“Fantastic, actually. I’ve already downloaded the author’s next three books.”
Maxwell wasn’t sure what to think of this. He continued to rub her shoulders with his right hand while he sipped the wine with his left. “What a crazy day. And then Joey had something going on in his head. Even more of a challenge than on most Mondays.” He took a deep breath and exhaled slowly. “Equilibrium is restored, though.”
If Annie absorbed any of this, she didn’t let Maxwell know. Earlier in their marriage, Maxwell marveled at Annie’s ability to read and maintain a conversation at the same time. That was when she was reading a different kind of fiction, though. Maybe serial killers required all of her attention. He’d just sit here with her until she came up for air.
A few minutes later, Annie sighed, turned off the tablet, and put the device on the coffee table. She reached for her wineglass, took another sip, and turned toward him.
“I’m gonna call it a night,” she said.
Maxwell glanced at the clock on the cable box. It was 9:37. He started to get up from the couch.
Annie put out a palm. “You don’t need to get up. It’s early. Relax for a while. I’m just beat.”
Maxwell leaned forward. “Are you sure? Maybe an early night would be good for the two of us.”
Annie shrugged. “Your call, but I’m wasted. I’ll probably be out cold before my head hits the pillow.”
The message was abundantly clear. Maxwell sat back. “Okay. Well, have a good sleep.”
Annie started walking toward the bedroom. “Thanks. See you when you come to bed. Well, probably not, actually.”
No, probably not, Maxwell thought. He watched his wife head down the hall and then found the television remote and his wineglass.
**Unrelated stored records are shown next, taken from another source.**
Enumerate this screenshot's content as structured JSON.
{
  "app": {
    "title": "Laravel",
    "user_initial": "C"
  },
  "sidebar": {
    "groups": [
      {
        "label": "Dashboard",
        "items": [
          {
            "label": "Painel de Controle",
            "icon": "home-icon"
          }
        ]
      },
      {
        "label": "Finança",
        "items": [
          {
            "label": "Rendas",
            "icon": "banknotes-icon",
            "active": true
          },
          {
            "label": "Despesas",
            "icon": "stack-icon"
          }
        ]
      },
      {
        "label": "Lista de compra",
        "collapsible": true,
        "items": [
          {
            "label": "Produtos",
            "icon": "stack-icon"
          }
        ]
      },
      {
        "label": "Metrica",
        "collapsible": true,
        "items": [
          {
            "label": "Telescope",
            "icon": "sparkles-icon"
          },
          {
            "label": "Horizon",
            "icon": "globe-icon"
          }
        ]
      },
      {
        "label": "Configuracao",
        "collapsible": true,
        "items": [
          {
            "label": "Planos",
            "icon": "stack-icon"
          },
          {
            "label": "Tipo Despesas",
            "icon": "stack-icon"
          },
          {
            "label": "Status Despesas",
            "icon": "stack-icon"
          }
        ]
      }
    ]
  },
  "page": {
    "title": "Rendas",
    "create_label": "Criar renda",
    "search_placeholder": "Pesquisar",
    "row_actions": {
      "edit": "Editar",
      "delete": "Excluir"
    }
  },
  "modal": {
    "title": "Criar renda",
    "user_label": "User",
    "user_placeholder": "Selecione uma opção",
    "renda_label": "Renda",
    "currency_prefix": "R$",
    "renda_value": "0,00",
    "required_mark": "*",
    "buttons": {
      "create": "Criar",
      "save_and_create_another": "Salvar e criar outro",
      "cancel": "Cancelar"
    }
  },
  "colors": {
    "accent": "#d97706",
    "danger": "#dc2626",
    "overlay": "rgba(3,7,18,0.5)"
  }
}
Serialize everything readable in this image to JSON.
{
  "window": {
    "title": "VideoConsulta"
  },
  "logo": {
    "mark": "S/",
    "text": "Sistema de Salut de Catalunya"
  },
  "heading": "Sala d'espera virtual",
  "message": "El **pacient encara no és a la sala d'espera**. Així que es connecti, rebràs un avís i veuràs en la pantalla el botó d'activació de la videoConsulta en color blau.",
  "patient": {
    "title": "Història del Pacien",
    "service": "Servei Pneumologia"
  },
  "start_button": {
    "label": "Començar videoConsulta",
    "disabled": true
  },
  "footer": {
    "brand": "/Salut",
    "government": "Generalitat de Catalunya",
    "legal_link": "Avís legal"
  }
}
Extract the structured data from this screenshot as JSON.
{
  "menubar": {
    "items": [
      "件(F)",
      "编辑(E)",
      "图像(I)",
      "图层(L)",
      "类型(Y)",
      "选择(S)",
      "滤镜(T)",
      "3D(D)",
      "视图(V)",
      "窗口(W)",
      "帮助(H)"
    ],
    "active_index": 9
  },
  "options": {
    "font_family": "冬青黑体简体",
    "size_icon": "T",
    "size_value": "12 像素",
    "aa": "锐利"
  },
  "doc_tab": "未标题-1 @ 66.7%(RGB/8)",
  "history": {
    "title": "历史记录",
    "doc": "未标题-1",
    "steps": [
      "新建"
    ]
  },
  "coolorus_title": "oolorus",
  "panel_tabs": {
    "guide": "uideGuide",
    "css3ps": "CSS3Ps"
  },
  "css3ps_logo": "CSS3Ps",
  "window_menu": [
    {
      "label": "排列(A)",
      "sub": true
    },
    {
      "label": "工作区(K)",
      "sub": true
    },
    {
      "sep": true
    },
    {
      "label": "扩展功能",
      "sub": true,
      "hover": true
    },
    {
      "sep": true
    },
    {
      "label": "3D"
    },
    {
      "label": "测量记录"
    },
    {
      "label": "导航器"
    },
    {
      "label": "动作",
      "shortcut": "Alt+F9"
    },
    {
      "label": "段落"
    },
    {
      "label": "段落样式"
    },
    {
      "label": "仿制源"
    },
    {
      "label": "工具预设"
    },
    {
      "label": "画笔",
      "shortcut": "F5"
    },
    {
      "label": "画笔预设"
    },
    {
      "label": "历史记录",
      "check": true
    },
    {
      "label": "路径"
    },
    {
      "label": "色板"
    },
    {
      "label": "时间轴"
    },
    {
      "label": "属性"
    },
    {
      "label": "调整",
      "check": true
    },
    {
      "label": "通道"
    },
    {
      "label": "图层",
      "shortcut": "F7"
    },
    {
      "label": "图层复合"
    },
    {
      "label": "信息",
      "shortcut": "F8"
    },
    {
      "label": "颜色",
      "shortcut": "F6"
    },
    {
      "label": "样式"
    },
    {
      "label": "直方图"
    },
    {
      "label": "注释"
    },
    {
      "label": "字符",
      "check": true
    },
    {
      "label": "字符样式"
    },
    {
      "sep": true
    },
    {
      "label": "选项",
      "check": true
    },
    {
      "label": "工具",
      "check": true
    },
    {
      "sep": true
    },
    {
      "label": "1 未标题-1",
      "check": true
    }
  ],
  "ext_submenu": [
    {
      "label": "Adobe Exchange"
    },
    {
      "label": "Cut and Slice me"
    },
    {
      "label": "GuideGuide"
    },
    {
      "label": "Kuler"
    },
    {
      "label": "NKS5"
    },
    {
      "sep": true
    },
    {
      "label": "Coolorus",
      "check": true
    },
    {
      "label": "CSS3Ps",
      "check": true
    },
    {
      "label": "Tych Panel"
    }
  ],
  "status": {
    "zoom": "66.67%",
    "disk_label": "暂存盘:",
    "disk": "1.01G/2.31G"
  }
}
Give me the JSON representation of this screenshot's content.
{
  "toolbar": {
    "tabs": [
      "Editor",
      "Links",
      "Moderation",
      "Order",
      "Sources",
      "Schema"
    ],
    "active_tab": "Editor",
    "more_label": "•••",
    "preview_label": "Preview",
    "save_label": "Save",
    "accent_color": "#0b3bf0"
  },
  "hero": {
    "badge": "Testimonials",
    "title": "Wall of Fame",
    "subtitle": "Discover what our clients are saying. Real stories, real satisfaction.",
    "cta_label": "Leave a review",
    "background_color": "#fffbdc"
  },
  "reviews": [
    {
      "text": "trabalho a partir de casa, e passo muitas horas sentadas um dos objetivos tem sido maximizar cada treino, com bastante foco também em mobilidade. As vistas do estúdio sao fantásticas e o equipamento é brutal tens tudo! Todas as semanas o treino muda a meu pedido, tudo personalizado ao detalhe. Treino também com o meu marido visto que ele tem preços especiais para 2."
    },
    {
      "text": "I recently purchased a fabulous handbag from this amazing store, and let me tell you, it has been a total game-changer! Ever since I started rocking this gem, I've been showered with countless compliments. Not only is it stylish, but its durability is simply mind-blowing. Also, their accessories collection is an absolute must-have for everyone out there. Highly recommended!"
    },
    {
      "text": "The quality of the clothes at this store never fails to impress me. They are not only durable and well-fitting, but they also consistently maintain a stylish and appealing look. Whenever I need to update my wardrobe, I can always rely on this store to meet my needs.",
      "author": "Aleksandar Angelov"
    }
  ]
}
Very little about this evening – or this day, for that matter – had gone according to plan.
Maxwell sat back on his living room couch, feeling decidedly out of his comfort zone.